Right now, businesses should focus on the .sucks domain. That’s because on April 1st, a 60-day “sunrise period” began allowing companies to buy up the .sucks domain associated with their company (i.e. homedepot.sucks, target.sucks, etc.) and thereby protect their brand image.
Providing an opportunity for companies to buy up their .sucks domain before the domain is open to the public sounds like a fair and good idea. Unfortunately, there’s a wrinkle in the road, that wrinkle being a company that’s making it difficult, not to mention unfairly expensive, for companies to buy their .sucks domain.
Canadian-owned Vox Populi Registry Ltd. was given the rights to manage the sale of the .sucks domain. However, how they are managing this responsibility has recently fallen into question. Currently, Vox Populi is charging trademark holders up to $2,499 (U.S.) per year to have control over their .sucks domain.
Companies and the IP community have protested about Vox’s pricing, which is about 10 times more expensive than what the price will be for .sucks domains once they are open to the public. What is perhaps worse is the fact that Vox plans to subsidize .sucks domains for $9.99 to interested parties on the third-party bulletin board, Everything.Sucks, which strikes of extortion.
So, in this situation, what should companies do?
Many big brands have given in and taken the ‘rather than safe than sorry’ route by buying up the .sucks domain associated with their brand.
It’s unfortunate that when working to obtain their .sucks domain, companies have little leeway other than dealing with Vox Populi. At this point, it’s doubtful whether that will change during this sunrise period.
Therefore, for those companies that want to assure that their brand remains intact and that no .sucks websites suddenly appear in their Google ranking that criticize their business, it’s best that they purchase their .sucks domain, despite the exorbitant cost.

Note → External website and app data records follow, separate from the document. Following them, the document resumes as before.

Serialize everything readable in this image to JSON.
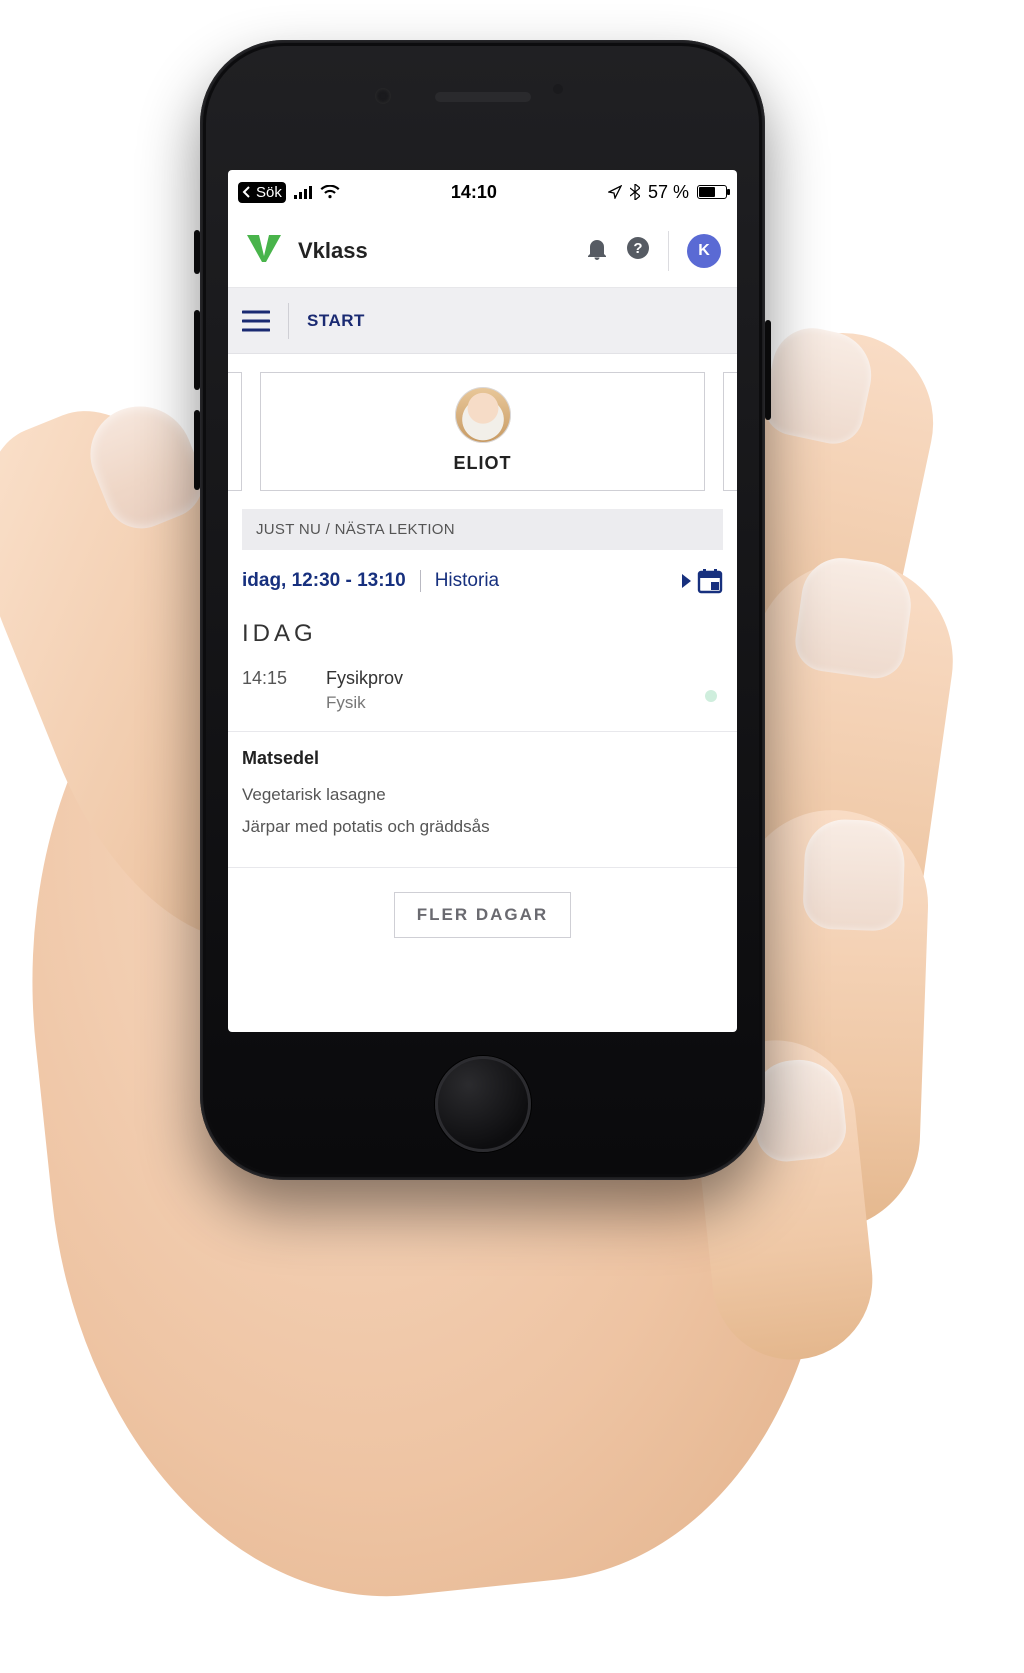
{
  "statusbar": {
    "back_label": "Sök",
    "time": "14:10",
    "battery_pct": "57 %"
  },
  "header": {
    "app_name": "Vklass",
    "avatar_initial": "K"
  },
  "subheader": {
    "crumb": "START"
  },
  "student": {
    "name": "ELIOT"
  },
  "section": {
    "now_next": "JUST NU / NÄSTA LEKTION"
  },
  "lesson": {
    "time": "idag, 12:30 - 13:10",
    "subject": "Historia"
  },
  "today": {
    "title": "IDAG",
    "events": [
      {
        "time": "14:15",
        "title": "Fysikprov",
        "subject": "Fysik"
      }
    ]
  },
  "menu": {
    "title": "Matsedel",
    "items": [
      "Vegetarisk lasagne",
      "Järpar med potatis och gräddsås"
    ]
  },
  "actions": {
    "more_days": "FLER DAGAR"
  }
}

When it comes to protecting your brand against a viable online reputation threat, it’s important to act rationally and preventatively despite the unpleasantness of giving in to extortion.